## Task instructions
Tally the lines of the listing that contain the word "phone", then give the total and nothing else.

## Dataset records
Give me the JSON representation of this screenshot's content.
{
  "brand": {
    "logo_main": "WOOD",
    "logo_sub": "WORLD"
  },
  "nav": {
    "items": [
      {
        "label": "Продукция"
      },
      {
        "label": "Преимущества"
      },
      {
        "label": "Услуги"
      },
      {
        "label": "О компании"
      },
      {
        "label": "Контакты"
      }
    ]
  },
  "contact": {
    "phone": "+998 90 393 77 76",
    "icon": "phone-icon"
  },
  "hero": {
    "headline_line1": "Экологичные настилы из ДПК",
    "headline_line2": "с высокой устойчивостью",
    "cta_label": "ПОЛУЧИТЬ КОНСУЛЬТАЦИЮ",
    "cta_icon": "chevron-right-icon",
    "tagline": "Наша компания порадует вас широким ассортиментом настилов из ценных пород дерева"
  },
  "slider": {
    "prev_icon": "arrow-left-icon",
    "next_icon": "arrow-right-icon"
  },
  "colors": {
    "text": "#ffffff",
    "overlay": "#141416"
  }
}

## Answer to the exercise
2